The Challenges and Joys of Teaching Poetry
GrubStreet instructor Ben Berman discusses the challenges and joys of teaching poetry, as he prepares to lead professional development for teachers this summer.
This summer, I am very excited for the opportunity to lead some professional development for teachers through Mass Poetry. However, one of my rituals –whenever I begin preparing to teach anything – is to immediately doubt everything I know. I hear the word qualifications and think not accomplishments but reservations. And so even though I have been both a teacher and a poet for close to twenty years now, I would like to publicly admit that I find poetry very difficult to teach.
Poems can be hard to understand if we’re not used to reading them. Poems can be hard to understand even if we are used to reading them. They often require multiple readings and our undivided attention. Instead of compelling characters and dramatic storylines, they offer us interior landscapes and surprising associative leaps, words playing off one another in charged but subtle ways.
Then comes the challenge of finding the right poems for a particular class – poems that will speak to their emotional and philosophical concerns, poems that will both trouble and console them. Not to mention the difficulty of fostering an environment where the classroom truly feels like a community, where everyone feel connected, supported and challenged in order to take the creative risks to share their work (in its many phases) with others.
You can teach craft, of course, through exercises that focus on imagery or musicality, or by tracing how a poem moves or the relationship between content and form. And you can certainly offer some context behind various movements within the poetry world – to discuss Modernism, say, or Imagism or New Formalism before looking at individual poems. And it is always helpful, as well, to discuss poetic temperaments and the importance, say, of tolerating ambiguity and embracing contradictions.
And when the stars do align teaching poetry can feel truly transformative.
I once had a student spend an entire year drafting and revising a single poem on being bi-racial in the echo form (where the final word of each line is echoed and those echoes create an entirely new narrative.) It was a remarkable display of content working with form, as she explored the complexities of race and identity.

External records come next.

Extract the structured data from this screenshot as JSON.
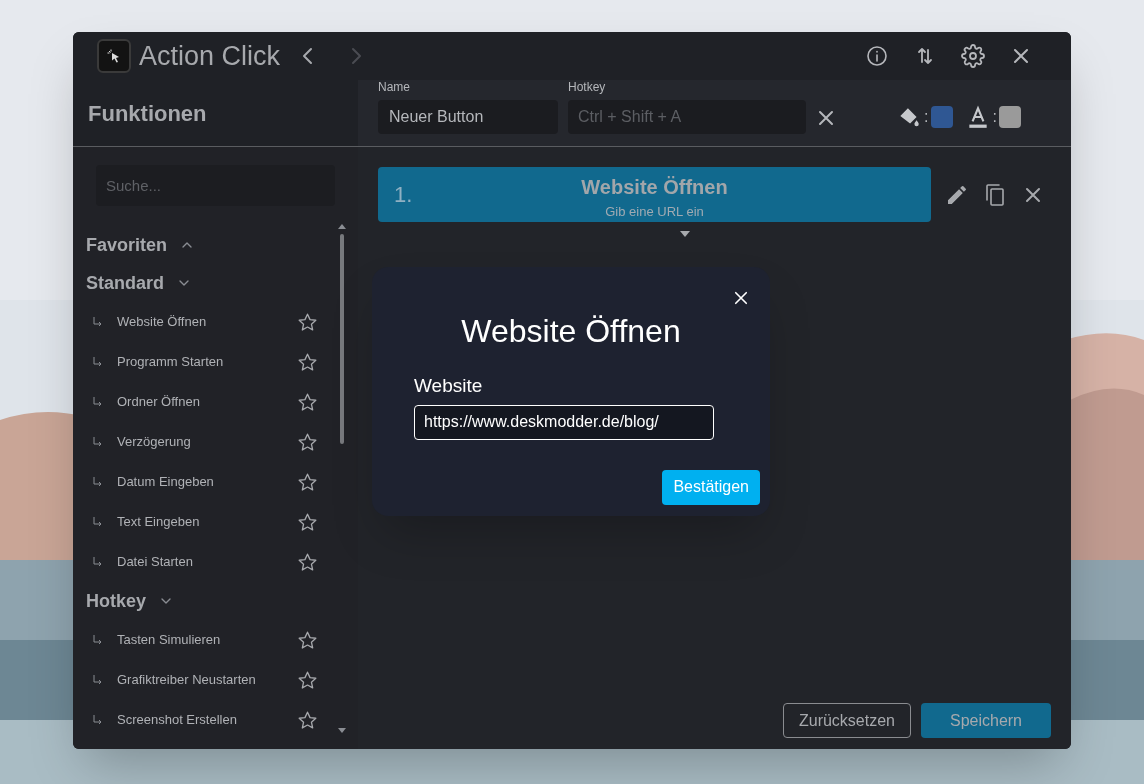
{
  "window": {
    "title": "Action Click",
    "back": {
      "disabled": false
    },
    "forward": {
      "disabled": true
    }
  },
  "sidebar": {
    "title": "Funktionen",
    "search": {
      "placeholder": "Suche..."
    },
    "groups": [
      {
        "label": "Favoriten",
        "expanded": false
      },
      {
        "label": "Standard",
        "expanded": true,
        "items": [
          {
            "label": "Website Öffnen",
            "favorite": false
          },
          {
            "label": "Programm Starten",
            "favorite": false
          },
          {
            "label": "Ordner Öffnen",
            "favorite": false
          },
          {
            "label": "Verzögerung",
            "favorite": false
          },
          {
            "label": "Datum Eingeben",
            "favorite": false
          },
          {
            "label": "Text Eingeben",
            "favorite": false
          },
          {
            "label": "Datei Starten",
            "favorite": false
          }
        ]
      },
      {
        "label": "Hotkey",
        "expanded": true,
        "items": [
          {
            "label": "Tasten Simulieren",
            "favorite": false
          },
          {
            "label": "Grafiktreiber Neustarten",
            "favorite": false
          },
          {
            "label": "Screenshot Erstellen",
            "favorite": false
          }
        ]
      }
    ]
  },
  "toolbar": {
    "name": {
      "label": "Name",
      "value": "Neuer Button"
    },
    "hotkey": {
      "label": "Hotkey",
      "placeholder": "Ctrl + Shift + A"
    },
    "separator_1": ":",
    "separator_2": ":",
    "swatches": [
      {
        "color": "#2f5793"
      },
      {
        "color": "#9a9a9a"
      }
    ]
  },
  "actions": [
    {
      "number": "1.",
      "title": "Website Öffnen",
      "subtitle": "Gib eine URL ein"
    }
  ],
  "dialog": {
    "title": "Website Öffnen",
    "field_label": "Website",
    "value": "https://www.deskmodder.de/blog/",
    "confirm": "Bestätigen"
  },
  "buttons": {
    "reset": "Zurücksetzen",
    "save": "Speichern"
  }
}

Another time, a teenager who was sick with cancer wrote an emulation of Nazim Hikmet’s Things I Didn’t Know I Loved, cataloguing everything she, too, loved despite being ill. She held herself up on crutches as she read us her poem, which was full of such grace and humor. And a year later, when the minister read her poem at her funeral, I felt so grateful to hear her voice one more time.
And there are all the small moments, too – a student giggling to himself after writing: “I love the uncomfortable silence/ between lightening and thunder;” a teenage boy realizing with great delight that he could turn an innocuous phrase into a suggestive double entendre with a simple line break; and all the times that I’ve sat back amazed by the sudden intimacy of a poetry workshop, of seeing strangers so engaged and invested in each other’s work.
Poetry has always felt incredibly personal to me. I wake up well before dawn every morning to read and write poems for reasons that I’m not sure I could fully articulate. I often have no idea what I’m doing or why I’m doing it – and that’s what makes it exciting. I sit down with half-formed ideas and tangled feelings and a cup or two of coffee, and, well, I’m not really sure what happens after that. It’s not exactly great fodder for teaching.
But I think that in my ideal world, teaching poetry would feel something like this.
When my older daughter was in preschool, there was one morning when she had “a really bad stomachache” and “really needed” to stay home, which meant spending the day with me while I taught some Creative Writing classes over at Brookline High School. She was thrilled about this until she actually got to the school and saw how big the students were. She clung to me after that, her head buried in my chest, and refused to let me put her down.
By the second class, she’d relaxed enough to watch some YouTube videos on my computer, while I “taught my lesson.” And as she grew less and less self-aware, she started turning up the volume on the computer, singing along to her favorite Hairspray songs and dancing in her seat.
My students quickly figured out that if my daughter caught them staring at her, she would shrink back behind the screen. So instead they snuck glances, not so much listening as overhearing, as her shyness gave way to joy and she crooned: Mama, I’m a Big Girl Now.
I want teaching poetry to feel like that.
So that for a brief while a classroom feels like an incredibly human place – filled with love and vulnerability, fear and laughter and song – so that my students and I can just kind of smile at one another, knowing that there’s nothing to say and that there is great weight to that kind of silence.
* An earlier version of this post appeared on the Mass Poetry website.
Ben Berman’s first book, Strange Borderlands, won the 2014 Peace Corps Award for Best Book of Poetry and was a finalist for the Massachusetts Book Awards. His second collection, Figuring in the Figure, came out last year from Able Muse Press. And his new book, Then Again, is due out in November. He has received awards from the New England Poetry Club and fellowships from the Massachusetts Cultural Council and Somerville Arts Council. He teaches at Brookline High School and lives in the Boston area with his wife and two daughters. www.ben-berman.comSee other articles by Ben Berman